The term Expressionism was first used to describe the movement in the magazine produced in 1911 called “Der Sturm”, and was usually linked to paintings and graphic work that challenged academic traditions at the time. The philosopher Friedrich Nietzsche later helped to define the area of modern expressionism better by clarifying the movement’s links to ancient art before any more modern interpretation had, and applied his own unique philosophy to the movement. He has been quoted stating that disordered and ordered elements are present in all works of art, but that the basic traits of Expressionism lay in the mainly disordered aspects.
“The German artist creates out of his imagination, inner vision, the forms of visible nature are to him only a symbol.”
The Expressionist point of view was usually conveyed through the use of bold colors, distorted forms, and a lack of perspective. Generally, a piece of expressionistic art is one that is expressive of intense emotion, and much of this kind of artwork occurs during times of social upheaval. Though it can be argued that an artist is expressive by nature, and that all artwork is truly expressionist, there are many who consider the movement particularly communicative of emotion. Later on, artists like Kandinsky changed 20th century Expressionist work through the formation of Abstract Expressionism.
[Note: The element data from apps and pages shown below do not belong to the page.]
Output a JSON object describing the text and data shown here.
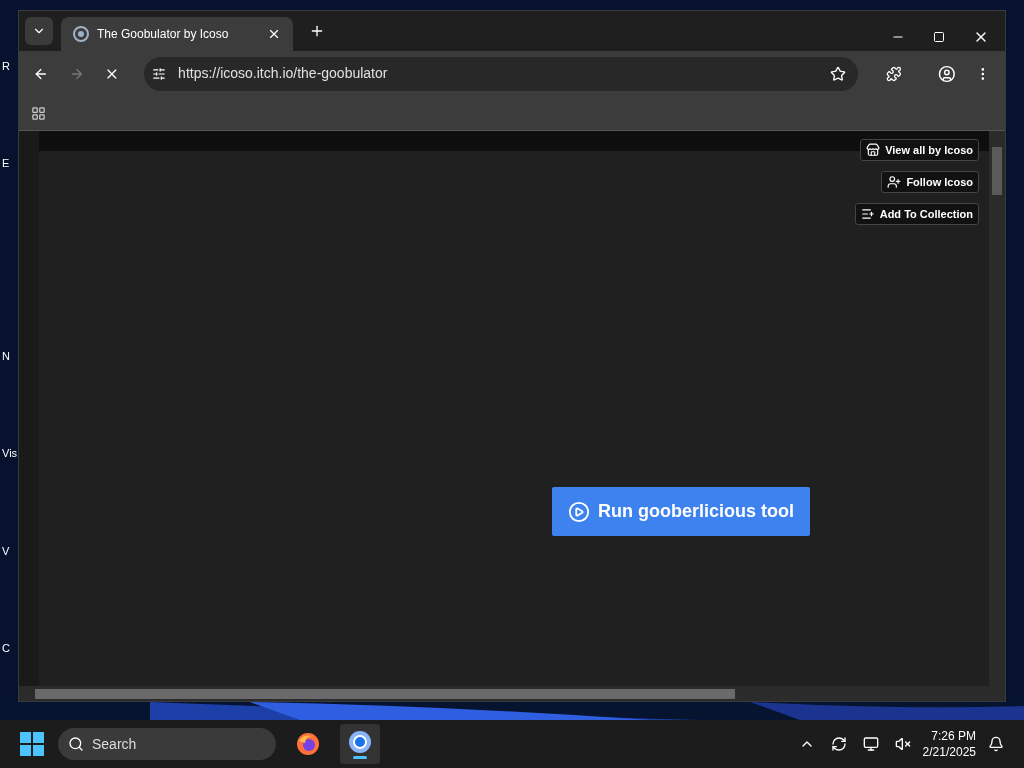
{
  "desktop_icons": [
    {
      "label": "R"
    },
    {
      "label": "E"
    },
    {
      "label": "N"
    },
    {
      "label": "Vis"
    },
    {
      "label": "V"
    },
    {
      "label": "C"
    }
  ],
  "browser": {
    "tabs": [
      {
        "title": "The Goobulator by Icoso",
        "selected": true
      }
    ],
    "loading": true,
    "url": "https://icoso.itch.io/the-goobulator",
    "page": {
      "buttons": [
        {
          "kind": "store",
          "label": "View all by Icoso"
        },
        {
          "kind": "follow",
          "label": "Follow Icoso"
        },
        {
          "kind": "collection",
          "label": "Add To Collection"
        }
      ],
      "run_button": "Run gooberlicious tool"
    }
  },
  "taskbar": {
    "search_placeholder": "Search",
    "apps": [
      {
        "kind": "firefox",
        "selected": false
      },
      {
        "kind": "chrome",
        "selected": true
      }
    ],
    "time": "7:26 PM",
    "date": "2/21/2025"
  }
}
The art historian Antonín Matějček was elemental in coining the term as the opposite to the Impressionist movement as well, and though Expressionism seems well defined as an artistic movement, there have never been a group of artists that called themselves Expressionists. The movement was primarily German and Austrian, and many of the different groups of thought were based around Germany at the time. Another artistic movement that heavily influenced Expressionism was Fauvism. This kind of artwork is characterized by primitive, less naturalistic forms, and includes the works of famed painters Paul Gauguin and Henri Matisse.
With this influence firmly in place, Expressionism grew into striking compositions that focused on representing emotional reactions through powerful use of color and dynamic approaches with subject matter, and seemed to counter the qualities centered on by the French Impressionism of the time. Where French Impressionism was to seek rendering the visual appearance of objects, Expressionism became an opposing movement seeking to capture emotions and subjective interpretation, and it was not important to reproduce a visually pleasing interpretation of the matter that the painting represented.
Expressionism has crossed over into many differing fields of artistic vision, with sculpture and filmmaking being primary examples today, and have influenced many people throughout the course of its’ existence as a movement in art. These visions have combined over time to create the comprehensive idea of what Expressionism has become, and many people have found this type of art very appealing and eye-catching. Throughout this century, much Expressionistic artwork has come to be representative of what art can come to be, and many people have been influenced by this very emotional artwork.